Do any of you remember Angus Og, a comic strip in the Daily record, by Ewen Bain? I loved the deep cutting insight and gentle, wry humour of the genius that was Ewen Bain. One comic strip I remember was that of Angus’ mother in the Hebridean croft house using a broom handle to switch on the electric light. Few words were needed to show the distrust of electricity, even when it was decades after its arrival on the fictional island.
Recent articles have been emerging about credit or debit card only payments for parking in car parks.
This is clearly, a move toward saving money, as Councils do not have to collect the cash, repair any damage caused by thieves trying to open the cash box, employ cashiers, and they save money in the whole process.
Fair enough, but what if you have poor eyesight, limited mobility in your fingers, or one is balancing on a stick, or the technology is just confusing and the phone one carries is used simply for talking to people?
I have always been resigned to technological progress and the inevitable clash between my ability to use that technology, understand it and hope that the Bureaucrats in the Councils do not use cost-cutting exercises to save money which cause exclusion to the elderly, disabled and those who just eschew smartphones.
According to Caroline Abrahams, Charity Director of Age UK, while talking to the Telegraph, “pay by phone parking and other automated services present “huge difficulties” for many older people, more than half of whom are deaf or have hearing problems, with large numbers suffering from arthritis, making it hard for them to use mobile technology”
Paul Green, spokesman for the over-50s company Saga, also speaking to the Telegraph, said: “Car parks should be designed around the users, not just for the convenience of those that run them. Whilst older age groups are the fastest growing users of technology, there are some who do not use mobile phones on a regular basis, and others who simply prefer using cash. Technology should be used to help liberate people and offer more choices, not to find ways to exclude them.”
I also saw further coverage on this subject on the BBC News, which had other aspects of this technology explained.

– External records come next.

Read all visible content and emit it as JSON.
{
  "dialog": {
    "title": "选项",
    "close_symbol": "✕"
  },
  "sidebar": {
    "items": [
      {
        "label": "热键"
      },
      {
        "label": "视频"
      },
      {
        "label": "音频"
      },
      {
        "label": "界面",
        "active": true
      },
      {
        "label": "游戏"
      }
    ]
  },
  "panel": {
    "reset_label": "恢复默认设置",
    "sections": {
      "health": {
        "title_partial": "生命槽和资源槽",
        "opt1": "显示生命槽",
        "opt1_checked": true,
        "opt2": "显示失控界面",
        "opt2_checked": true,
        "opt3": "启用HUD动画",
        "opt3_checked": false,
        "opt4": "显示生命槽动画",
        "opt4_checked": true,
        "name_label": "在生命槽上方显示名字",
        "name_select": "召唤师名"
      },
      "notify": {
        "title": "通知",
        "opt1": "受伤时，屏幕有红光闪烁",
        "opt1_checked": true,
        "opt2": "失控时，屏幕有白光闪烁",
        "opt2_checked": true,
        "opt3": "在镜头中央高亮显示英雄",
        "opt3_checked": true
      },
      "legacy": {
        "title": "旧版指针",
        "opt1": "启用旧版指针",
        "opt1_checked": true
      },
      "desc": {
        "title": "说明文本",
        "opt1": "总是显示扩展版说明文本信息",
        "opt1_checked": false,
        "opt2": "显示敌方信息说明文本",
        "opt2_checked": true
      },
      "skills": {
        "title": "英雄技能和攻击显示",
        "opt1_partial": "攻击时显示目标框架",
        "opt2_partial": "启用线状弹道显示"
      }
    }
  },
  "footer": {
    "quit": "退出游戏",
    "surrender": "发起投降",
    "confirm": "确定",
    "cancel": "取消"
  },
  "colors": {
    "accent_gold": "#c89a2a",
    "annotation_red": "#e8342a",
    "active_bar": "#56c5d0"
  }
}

Apparently one has to Text from the phone to a number, giving, location, car registration number, and insert the card.
This, in my opinion, appears to be being a jobs-worth’s paradise, to get revenue by issuing penalties, or removing vehicles and charging storage on a daily basis. Those who can pay, have cash, but find the technology intimidating, or difficult to use because of disability, would be excluded because they cannot or choose not to use the technology demanded.
Thieves might even view these car parks as honeypots, where vulnerable people produce smartphones and bank cards, and take a longer time to pay the required charge. I would speculate that a queue would form as someone tries to pay, and frustration at age and disability boils over from those waiting.
Aberdeen City Council Officials, in a recent report to the Council, stated that upgrading the parking machines to accept credit/debit cards would cost £230.000 and was not recommended. The Press and Journal reported this story here.
The inevitable march of technology should be designed to be inclusive to all sections of society.
Progress in technology is inevitable, but unless a close eye is kept on councils then they will adopt money-saving schemes such as using smartphones to pay charges, and that could mean exclusion to a growing and ageing part of the population.
We should not fear the technology, but rather try to learn and embrace it. Many of us though, for all kinds of reasons will not, or cannot cope with this “Smart technology”.
Many would rather just put a coin into a slot.